### EXERCISE
Report back every line from the entries below in which the word "account" occurs.

Data records for software interfaces

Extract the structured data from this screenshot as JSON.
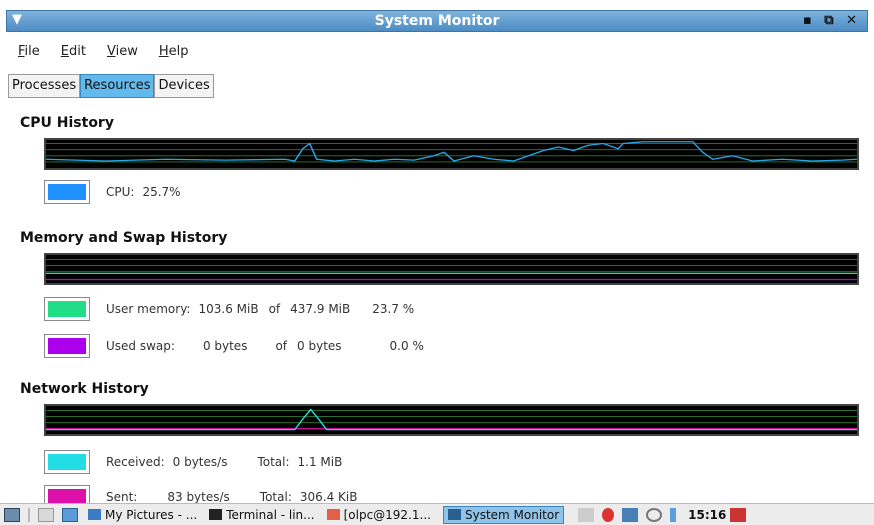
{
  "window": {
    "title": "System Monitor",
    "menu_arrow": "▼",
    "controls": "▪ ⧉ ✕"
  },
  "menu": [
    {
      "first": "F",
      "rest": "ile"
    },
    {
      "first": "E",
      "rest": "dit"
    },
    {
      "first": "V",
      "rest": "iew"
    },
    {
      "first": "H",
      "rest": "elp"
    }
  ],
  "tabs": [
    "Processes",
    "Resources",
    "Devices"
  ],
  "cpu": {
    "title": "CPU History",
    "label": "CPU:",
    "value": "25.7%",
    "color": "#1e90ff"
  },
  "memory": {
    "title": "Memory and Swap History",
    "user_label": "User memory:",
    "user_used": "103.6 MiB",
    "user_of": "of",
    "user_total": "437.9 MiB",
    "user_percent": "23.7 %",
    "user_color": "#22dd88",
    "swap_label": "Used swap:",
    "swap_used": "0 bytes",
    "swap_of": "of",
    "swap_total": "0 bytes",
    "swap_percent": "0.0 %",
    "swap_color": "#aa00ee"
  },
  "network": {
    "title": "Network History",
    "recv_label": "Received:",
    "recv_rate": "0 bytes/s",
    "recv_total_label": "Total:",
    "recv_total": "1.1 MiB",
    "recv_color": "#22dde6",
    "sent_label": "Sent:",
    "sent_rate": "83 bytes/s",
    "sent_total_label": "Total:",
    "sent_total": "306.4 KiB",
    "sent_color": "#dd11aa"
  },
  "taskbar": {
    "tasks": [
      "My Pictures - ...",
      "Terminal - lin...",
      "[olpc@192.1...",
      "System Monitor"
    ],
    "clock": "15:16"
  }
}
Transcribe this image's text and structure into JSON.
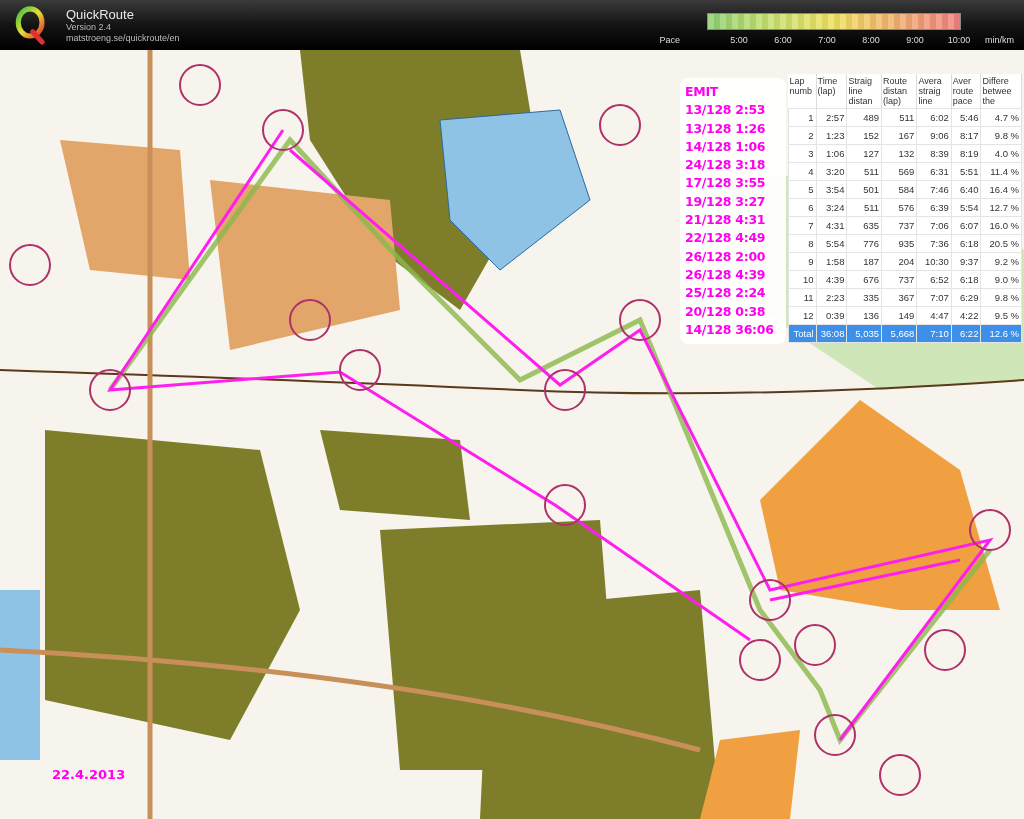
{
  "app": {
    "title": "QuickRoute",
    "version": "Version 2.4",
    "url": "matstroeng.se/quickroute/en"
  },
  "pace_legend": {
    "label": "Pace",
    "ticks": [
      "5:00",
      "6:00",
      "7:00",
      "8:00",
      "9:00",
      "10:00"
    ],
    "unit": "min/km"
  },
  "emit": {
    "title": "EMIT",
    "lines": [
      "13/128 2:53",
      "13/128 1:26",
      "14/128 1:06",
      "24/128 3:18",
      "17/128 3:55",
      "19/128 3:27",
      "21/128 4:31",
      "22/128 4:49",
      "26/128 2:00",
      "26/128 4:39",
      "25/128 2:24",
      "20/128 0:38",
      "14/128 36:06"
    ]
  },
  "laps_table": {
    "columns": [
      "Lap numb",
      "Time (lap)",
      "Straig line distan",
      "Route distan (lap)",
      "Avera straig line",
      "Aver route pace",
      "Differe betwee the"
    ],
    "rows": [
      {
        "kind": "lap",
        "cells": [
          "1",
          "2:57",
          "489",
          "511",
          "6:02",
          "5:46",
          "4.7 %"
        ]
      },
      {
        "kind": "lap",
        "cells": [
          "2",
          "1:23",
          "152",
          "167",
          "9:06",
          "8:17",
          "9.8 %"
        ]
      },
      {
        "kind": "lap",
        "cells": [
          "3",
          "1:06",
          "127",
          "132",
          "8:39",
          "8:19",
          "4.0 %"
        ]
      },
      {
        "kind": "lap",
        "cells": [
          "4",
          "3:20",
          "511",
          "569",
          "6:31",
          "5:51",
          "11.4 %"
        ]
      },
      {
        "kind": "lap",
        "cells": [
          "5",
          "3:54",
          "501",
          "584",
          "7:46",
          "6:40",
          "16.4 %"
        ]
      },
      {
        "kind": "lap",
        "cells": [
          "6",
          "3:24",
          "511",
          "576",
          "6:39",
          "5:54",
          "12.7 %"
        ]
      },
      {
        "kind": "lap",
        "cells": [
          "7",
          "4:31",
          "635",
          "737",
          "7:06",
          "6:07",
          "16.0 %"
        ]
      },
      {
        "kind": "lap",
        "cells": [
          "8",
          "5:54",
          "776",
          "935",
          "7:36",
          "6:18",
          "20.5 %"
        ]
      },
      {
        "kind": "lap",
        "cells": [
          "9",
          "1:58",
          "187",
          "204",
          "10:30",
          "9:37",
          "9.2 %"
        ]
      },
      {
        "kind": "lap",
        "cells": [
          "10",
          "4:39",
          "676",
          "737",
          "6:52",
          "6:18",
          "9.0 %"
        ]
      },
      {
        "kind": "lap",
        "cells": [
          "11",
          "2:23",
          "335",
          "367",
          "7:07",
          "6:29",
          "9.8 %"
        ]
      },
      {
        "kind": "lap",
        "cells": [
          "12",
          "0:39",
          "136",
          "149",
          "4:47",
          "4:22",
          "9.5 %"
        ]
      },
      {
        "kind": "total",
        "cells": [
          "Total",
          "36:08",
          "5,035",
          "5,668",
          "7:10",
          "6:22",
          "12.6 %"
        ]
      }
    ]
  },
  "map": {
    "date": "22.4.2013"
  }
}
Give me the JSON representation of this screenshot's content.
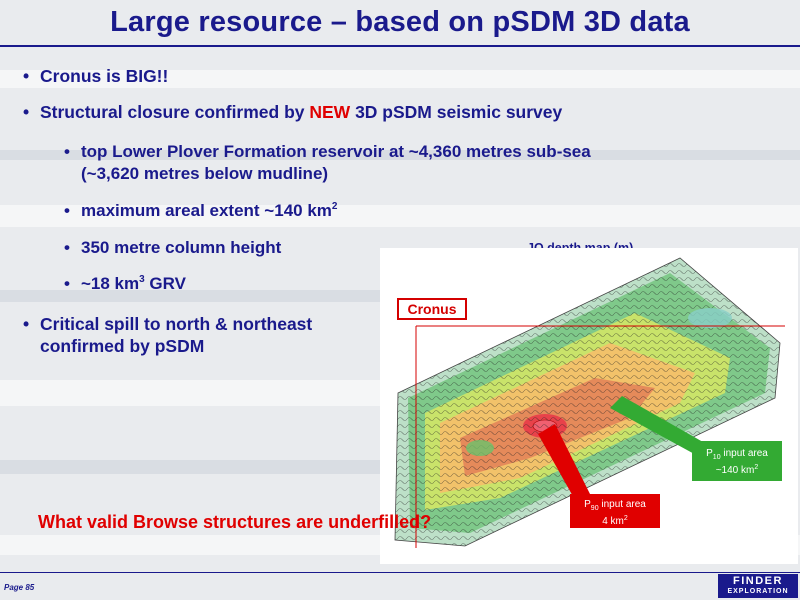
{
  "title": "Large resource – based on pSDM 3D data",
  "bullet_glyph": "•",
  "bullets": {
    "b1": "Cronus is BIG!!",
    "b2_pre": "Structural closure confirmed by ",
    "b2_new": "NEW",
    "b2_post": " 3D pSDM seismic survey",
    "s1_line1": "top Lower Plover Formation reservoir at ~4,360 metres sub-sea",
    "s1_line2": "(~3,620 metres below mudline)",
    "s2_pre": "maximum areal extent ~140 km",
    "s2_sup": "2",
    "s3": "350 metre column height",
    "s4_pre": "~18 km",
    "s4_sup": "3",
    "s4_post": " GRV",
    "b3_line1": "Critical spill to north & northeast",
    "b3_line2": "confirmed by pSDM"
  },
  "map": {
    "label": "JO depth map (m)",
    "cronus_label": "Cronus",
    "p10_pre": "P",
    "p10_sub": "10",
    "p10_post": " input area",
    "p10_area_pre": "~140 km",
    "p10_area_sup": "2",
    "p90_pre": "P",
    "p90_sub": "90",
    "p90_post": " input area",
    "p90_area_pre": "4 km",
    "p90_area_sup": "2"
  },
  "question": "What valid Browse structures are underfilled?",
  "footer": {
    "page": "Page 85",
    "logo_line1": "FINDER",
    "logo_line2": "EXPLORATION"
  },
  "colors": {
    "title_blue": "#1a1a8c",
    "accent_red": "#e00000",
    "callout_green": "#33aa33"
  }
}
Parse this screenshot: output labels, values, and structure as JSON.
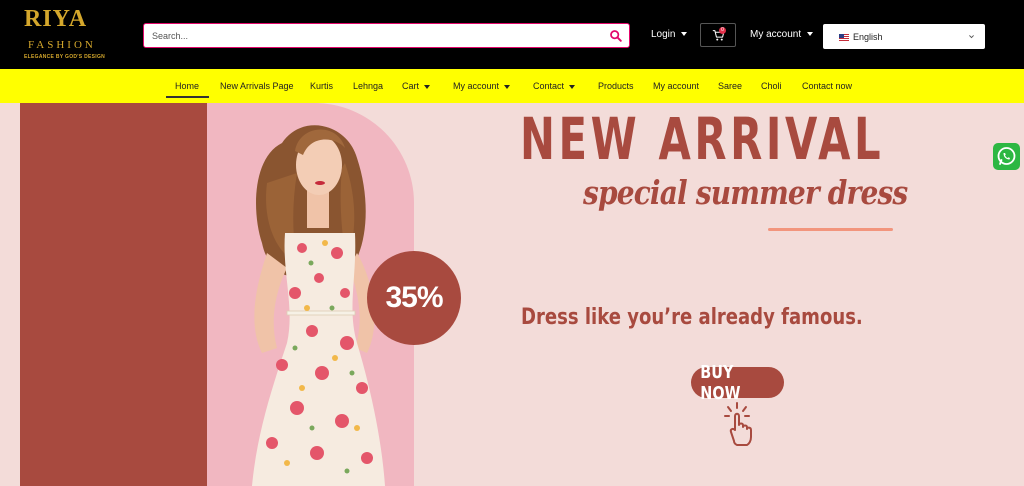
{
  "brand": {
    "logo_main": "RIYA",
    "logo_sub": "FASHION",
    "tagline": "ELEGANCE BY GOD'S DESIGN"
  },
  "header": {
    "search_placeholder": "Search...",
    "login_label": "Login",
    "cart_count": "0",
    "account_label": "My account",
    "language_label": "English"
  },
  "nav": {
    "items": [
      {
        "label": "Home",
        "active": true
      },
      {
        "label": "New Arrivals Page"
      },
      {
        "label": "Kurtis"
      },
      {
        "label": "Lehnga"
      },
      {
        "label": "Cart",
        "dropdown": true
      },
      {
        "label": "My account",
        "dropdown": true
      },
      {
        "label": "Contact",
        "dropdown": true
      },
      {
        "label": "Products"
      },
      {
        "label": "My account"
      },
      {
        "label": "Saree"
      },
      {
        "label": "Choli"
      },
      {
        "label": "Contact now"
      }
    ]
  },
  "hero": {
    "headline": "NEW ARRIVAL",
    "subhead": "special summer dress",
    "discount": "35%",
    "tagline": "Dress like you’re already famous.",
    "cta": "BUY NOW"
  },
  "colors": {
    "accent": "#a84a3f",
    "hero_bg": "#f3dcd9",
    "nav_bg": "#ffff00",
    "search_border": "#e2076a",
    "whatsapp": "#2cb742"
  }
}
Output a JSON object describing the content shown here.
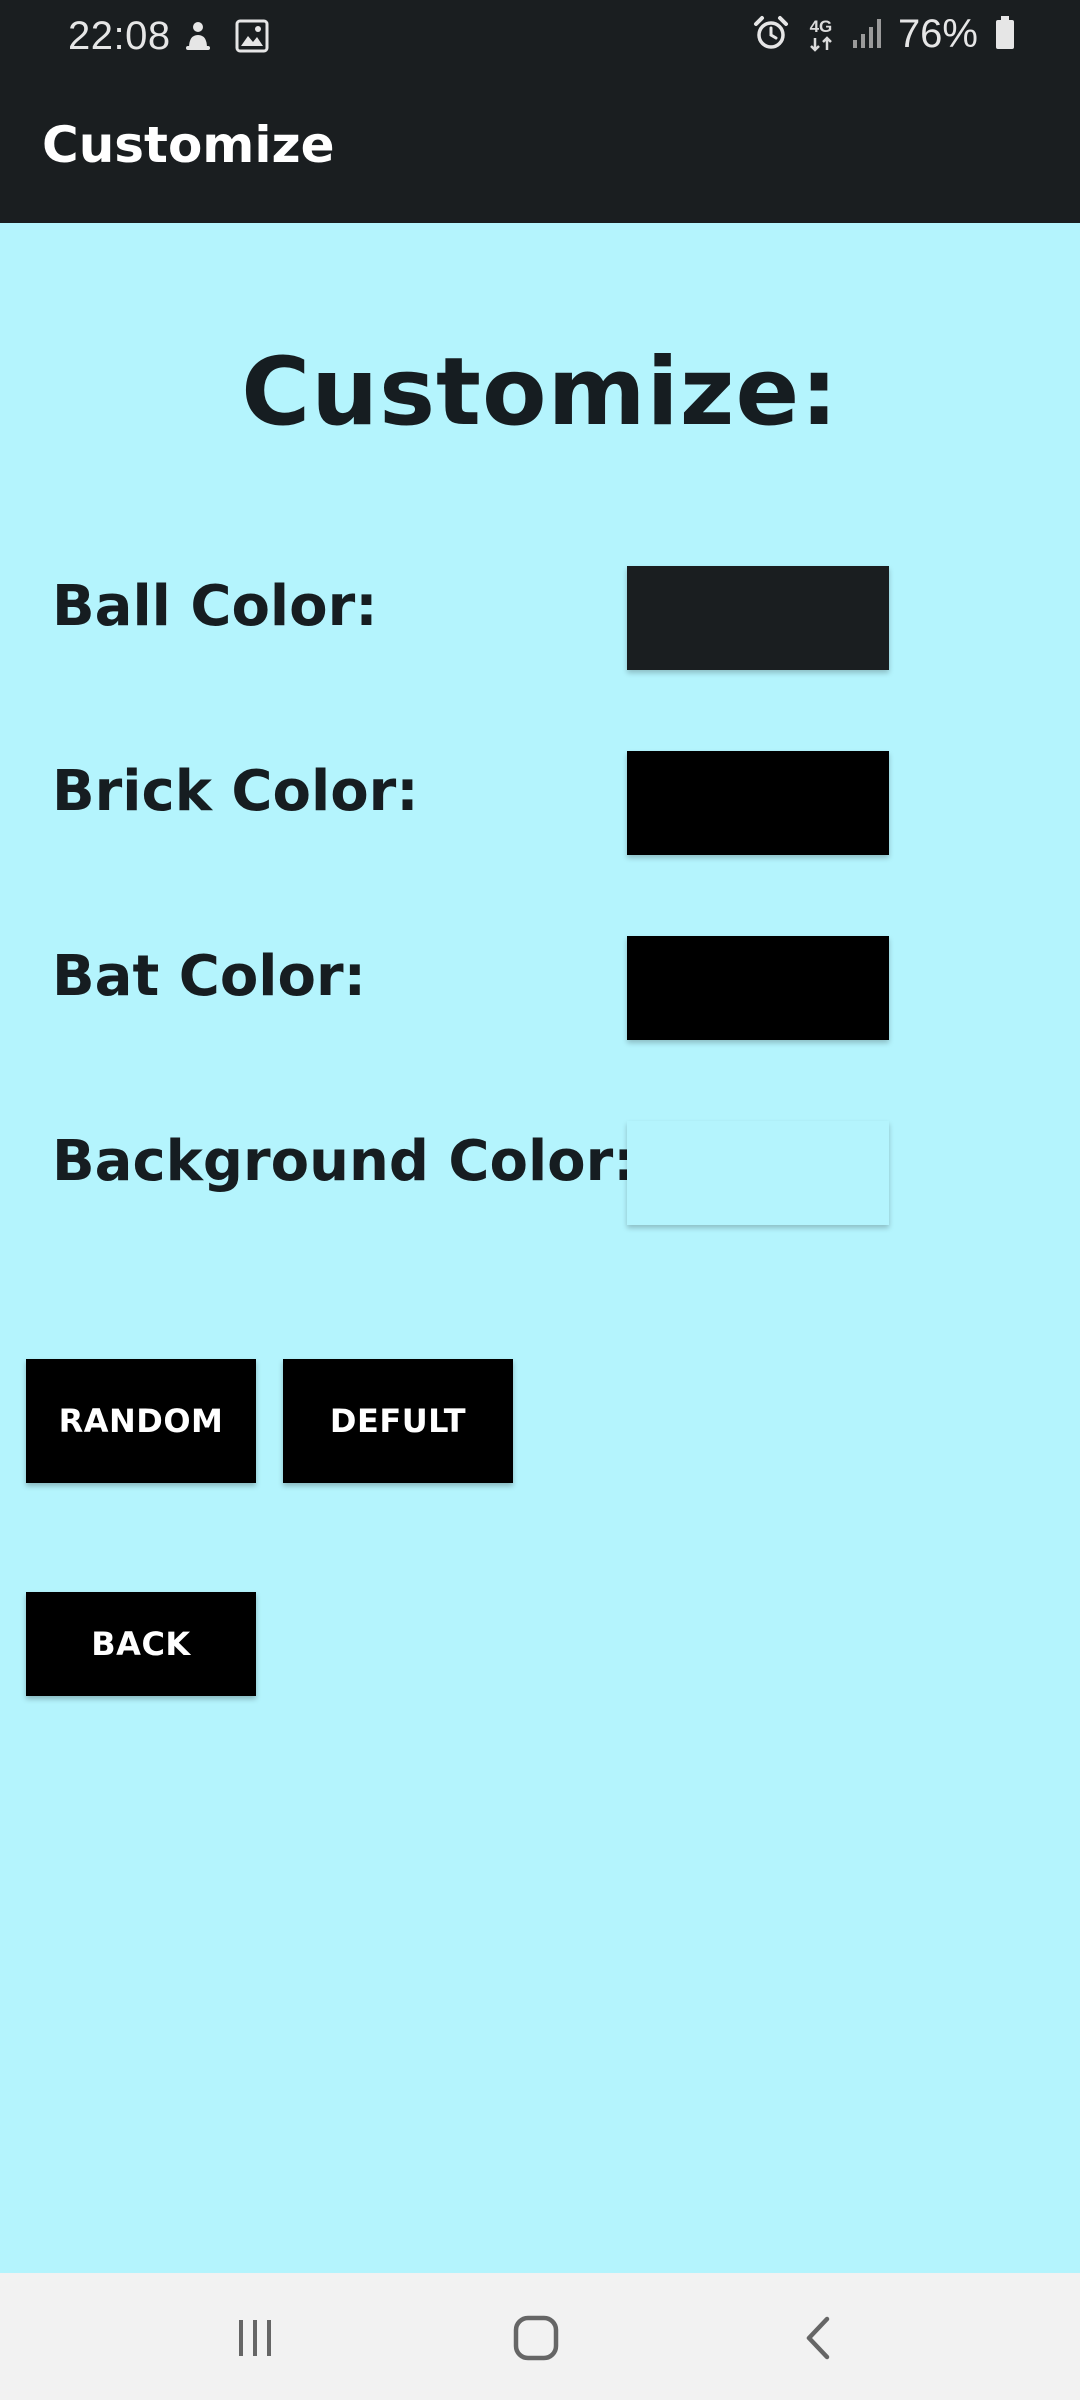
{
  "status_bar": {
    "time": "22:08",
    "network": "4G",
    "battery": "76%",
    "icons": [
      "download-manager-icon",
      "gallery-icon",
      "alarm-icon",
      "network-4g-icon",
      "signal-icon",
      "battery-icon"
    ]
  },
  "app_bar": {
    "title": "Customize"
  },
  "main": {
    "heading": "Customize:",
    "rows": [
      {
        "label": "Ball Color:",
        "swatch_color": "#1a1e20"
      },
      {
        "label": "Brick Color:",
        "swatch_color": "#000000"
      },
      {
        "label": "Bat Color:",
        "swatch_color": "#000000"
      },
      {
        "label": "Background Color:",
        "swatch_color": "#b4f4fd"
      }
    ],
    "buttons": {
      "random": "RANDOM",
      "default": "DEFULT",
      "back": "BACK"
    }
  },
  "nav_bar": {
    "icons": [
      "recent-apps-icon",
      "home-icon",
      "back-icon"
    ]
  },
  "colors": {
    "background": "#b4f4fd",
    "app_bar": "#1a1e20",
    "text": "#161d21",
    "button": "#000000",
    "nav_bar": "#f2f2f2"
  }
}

### EXERCISE SOLUTION
    "account_label": "My account",
        "label": "My account",
        "label": "My account"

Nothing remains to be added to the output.